Take from the data every line in which the word "title" is found.
◇ ◇ ◇ ◇ ◇
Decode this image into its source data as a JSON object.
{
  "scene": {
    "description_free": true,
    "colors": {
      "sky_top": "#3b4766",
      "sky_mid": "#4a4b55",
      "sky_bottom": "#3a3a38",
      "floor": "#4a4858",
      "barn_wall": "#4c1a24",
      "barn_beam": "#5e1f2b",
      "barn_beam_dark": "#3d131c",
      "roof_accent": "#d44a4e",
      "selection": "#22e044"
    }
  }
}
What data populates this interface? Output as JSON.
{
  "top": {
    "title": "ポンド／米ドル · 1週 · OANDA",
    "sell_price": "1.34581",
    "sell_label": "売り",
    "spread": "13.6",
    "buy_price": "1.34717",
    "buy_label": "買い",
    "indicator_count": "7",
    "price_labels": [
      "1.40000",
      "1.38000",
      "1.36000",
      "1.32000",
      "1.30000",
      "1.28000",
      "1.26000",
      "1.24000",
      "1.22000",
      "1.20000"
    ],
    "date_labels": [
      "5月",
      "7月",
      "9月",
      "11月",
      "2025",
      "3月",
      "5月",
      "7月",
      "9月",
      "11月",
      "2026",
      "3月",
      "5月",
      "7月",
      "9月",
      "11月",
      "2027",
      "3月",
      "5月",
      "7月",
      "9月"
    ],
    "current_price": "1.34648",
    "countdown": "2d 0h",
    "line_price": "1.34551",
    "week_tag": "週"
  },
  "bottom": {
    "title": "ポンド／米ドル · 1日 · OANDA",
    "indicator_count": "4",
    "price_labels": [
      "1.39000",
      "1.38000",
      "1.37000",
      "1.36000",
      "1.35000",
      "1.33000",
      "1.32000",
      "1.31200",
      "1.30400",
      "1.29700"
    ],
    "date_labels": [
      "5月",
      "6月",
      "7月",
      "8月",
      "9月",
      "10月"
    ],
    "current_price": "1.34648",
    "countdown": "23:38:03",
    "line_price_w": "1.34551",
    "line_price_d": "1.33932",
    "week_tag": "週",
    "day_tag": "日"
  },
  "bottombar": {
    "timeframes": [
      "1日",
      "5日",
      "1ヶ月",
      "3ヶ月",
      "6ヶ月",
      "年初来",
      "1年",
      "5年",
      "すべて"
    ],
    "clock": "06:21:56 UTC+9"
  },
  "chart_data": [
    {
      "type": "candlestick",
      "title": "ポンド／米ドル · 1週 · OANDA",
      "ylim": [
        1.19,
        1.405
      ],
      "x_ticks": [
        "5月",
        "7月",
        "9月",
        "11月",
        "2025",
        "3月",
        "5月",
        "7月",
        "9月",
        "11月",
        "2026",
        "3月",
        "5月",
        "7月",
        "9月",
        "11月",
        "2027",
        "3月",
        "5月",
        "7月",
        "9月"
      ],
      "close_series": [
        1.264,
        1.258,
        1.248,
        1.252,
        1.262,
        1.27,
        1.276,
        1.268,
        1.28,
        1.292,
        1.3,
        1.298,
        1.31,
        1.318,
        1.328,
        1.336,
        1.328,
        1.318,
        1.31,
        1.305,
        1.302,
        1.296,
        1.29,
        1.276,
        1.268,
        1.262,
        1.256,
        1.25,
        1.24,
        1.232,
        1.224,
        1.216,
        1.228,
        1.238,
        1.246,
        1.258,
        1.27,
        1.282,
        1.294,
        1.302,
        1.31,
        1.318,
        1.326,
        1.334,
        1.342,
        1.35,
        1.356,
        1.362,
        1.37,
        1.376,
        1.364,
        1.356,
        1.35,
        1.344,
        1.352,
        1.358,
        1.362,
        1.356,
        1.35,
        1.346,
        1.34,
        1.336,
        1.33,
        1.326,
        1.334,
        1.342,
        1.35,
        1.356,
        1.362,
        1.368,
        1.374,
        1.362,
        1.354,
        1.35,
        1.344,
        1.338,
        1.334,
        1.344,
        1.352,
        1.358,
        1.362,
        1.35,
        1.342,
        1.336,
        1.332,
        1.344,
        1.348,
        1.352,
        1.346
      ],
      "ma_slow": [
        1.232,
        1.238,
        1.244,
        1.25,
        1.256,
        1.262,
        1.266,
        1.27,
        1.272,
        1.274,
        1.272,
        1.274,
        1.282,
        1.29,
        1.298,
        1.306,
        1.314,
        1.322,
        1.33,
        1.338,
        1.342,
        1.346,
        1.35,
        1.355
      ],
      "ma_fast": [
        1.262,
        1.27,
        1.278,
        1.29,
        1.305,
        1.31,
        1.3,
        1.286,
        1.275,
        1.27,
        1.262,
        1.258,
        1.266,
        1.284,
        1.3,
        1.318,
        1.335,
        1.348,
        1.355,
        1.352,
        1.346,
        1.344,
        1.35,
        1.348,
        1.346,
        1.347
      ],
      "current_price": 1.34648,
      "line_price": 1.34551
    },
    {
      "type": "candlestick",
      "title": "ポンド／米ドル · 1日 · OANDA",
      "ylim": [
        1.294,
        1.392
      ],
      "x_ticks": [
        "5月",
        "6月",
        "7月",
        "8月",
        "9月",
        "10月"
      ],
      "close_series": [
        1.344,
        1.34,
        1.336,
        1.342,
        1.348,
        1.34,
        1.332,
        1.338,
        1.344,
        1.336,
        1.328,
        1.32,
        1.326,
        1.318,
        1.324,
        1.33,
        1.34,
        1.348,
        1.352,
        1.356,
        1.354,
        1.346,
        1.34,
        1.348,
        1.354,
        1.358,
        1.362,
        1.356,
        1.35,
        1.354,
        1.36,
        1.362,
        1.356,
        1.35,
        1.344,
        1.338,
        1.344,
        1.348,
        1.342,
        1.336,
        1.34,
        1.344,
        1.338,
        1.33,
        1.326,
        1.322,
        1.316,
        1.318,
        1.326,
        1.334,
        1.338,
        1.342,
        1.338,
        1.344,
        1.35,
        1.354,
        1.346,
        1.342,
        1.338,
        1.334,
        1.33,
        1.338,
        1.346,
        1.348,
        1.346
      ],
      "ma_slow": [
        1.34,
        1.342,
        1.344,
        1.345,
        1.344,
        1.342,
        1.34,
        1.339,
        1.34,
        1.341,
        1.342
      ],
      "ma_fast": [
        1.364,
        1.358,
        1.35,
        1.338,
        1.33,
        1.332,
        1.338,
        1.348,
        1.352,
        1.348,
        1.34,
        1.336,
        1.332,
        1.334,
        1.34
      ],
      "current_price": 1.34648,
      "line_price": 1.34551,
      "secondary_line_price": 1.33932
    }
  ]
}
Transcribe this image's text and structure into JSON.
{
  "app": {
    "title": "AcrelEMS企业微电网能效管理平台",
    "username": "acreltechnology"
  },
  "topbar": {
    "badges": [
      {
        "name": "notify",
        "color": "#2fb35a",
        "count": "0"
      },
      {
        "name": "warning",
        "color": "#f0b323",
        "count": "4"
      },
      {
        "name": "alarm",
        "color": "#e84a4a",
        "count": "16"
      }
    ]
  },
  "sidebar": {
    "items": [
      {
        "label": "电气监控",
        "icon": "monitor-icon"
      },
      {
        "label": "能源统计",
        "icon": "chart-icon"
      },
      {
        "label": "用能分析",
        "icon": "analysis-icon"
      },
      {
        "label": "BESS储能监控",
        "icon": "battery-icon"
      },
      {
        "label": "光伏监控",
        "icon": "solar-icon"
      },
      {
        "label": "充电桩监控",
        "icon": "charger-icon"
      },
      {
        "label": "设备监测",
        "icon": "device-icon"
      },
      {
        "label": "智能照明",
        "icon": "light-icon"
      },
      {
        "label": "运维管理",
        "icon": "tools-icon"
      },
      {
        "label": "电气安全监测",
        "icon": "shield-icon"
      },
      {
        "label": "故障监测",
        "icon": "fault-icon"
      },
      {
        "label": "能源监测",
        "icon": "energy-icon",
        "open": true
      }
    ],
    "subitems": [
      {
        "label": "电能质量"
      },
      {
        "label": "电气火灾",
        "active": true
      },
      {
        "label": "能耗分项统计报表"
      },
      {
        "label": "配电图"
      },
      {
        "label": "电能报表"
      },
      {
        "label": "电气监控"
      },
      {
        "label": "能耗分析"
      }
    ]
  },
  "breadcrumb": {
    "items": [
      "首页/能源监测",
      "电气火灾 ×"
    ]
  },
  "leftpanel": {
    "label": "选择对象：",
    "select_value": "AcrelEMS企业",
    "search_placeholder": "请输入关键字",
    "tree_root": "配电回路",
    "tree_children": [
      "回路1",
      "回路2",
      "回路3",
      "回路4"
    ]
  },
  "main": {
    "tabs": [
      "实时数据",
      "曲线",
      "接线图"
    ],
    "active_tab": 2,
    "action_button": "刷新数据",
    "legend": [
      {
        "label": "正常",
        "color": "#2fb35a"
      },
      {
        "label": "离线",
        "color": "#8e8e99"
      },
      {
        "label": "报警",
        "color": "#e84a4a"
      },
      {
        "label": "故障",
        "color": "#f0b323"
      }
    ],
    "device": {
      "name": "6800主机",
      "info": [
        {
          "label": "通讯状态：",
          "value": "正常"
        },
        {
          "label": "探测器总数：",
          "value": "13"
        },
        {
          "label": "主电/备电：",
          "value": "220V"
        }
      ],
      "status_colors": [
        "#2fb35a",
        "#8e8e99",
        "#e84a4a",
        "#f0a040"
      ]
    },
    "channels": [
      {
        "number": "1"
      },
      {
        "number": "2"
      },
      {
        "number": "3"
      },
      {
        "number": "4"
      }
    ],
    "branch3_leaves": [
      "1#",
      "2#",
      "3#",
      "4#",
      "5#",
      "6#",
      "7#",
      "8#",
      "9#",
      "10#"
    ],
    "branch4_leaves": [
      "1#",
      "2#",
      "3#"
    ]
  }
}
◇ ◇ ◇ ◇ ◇
### REPLY TO THE TASK
    "title": "ポンド／米ドル · 1週 · OANDA",
    "title": "ポンド／米ドル · 1日 · OANDA",
      "title": "ポンド／米ドル · 1週 · OANDA",
      "title": "ポンド／米ドル · 1日 · OANDA",
    "title": "AcrelEMS企业微电网能效管理平台",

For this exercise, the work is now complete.